“It doesn’t mean you have to share those perspectives or views”, said Alex Cole.
The events of 1989-1995
In 1989 – 1995, several events took place which defined Georgian history for decades to come – the Soviet Union collapse, Georgia became an independent state. In 1991 the Georgian-Ossetian conflict broke out. Georgia was thrown into civil war, and the Georgian-Abkhaz armed conflict followed, which took the lives of tens of thousands of people on both sides of the conflict.
This was accompanied by an acute energy crisis, poverty, corruption and political instability.
The Georgian-Abkhaz conflict of 1992-1993 was central to the period.
The focus of the exhibition
The exhibition is spread out in several halls and talks about the history of the period up to the armed conflict (1989-1992), the war years (1992-1993) and the post-war period of 1993-1995.

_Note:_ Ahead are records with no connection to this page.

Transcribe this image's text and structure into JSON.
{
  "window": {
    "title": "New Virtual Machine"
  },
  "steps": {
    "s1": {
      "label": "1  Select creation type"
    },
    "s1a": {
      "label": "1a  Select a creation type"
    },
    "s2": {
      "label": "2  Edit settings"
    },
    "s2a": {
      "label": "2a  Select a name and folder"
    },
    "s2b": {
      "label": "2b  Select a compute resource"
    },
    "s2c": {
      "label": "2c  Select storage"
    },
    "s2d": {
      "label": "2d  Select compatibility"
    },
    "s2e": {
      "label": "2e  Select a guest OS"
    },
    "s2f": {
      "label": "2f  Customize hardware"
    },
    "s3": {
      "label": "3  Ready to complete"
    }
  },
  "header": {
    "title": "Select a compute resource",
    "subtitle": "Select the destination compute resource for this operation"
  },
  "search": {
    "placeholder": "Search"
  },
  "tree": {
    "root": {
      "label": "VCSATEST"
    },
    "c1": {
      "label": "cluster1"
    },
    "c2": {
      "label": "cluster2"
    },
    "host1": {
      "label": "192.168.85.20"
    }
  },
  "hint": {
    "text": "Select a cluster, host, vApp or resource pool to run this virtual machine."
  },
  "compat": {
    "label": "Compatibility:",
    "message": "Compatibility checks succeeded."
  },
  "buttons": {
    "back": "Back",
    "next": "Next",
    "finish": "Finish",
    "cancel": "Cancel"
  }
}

Of particular importance are video and audio interviews with people that were direct participants in or witnesses of these events. Some of them are politicians, others fighters, who made decisions in both Sukhum/i and Tbilisi, in addition to residents of the region who were in the direct zone of conflict.
Over the three weeks of the exhibition, regular discussions and events will be held which the public are encouraged to participate in.
Exhibition organisers invite visitors who have their own stories or documents connected to the Georgian-Abkhaz conflict to share them and help in the creation of the archive.
Representatives of the research groups have informed journalists that work on the archive continues. It’s aim is to present as unbiased as possible the events of those years.
The organisers of the exhibition are: GoGroupMedia, CIPDD, Studio RE, Conciliation Resources, swisspeace.
Details about and information on the exhibition can be found on the channel’s two social media accounts:
Facebook (Georgian): The Corridors of Conflict. Abkhazia, 1989-1995
Twitter (English): @Memory__Project
The exhibition is funded by the Swiss Federal Department of Foreign Affairs with additional financial support from the UK Government Conflict, Stability and Security Fund (CSSF).
The financial support from the Swiss Federal Department of Foreign Affairs, the European Union, the Conflict, Stability and Security Fund of Great Britain and the Sigrid Rausing Trust also allowed the creation and development of collective memory archives, which are the basis for the exhibition.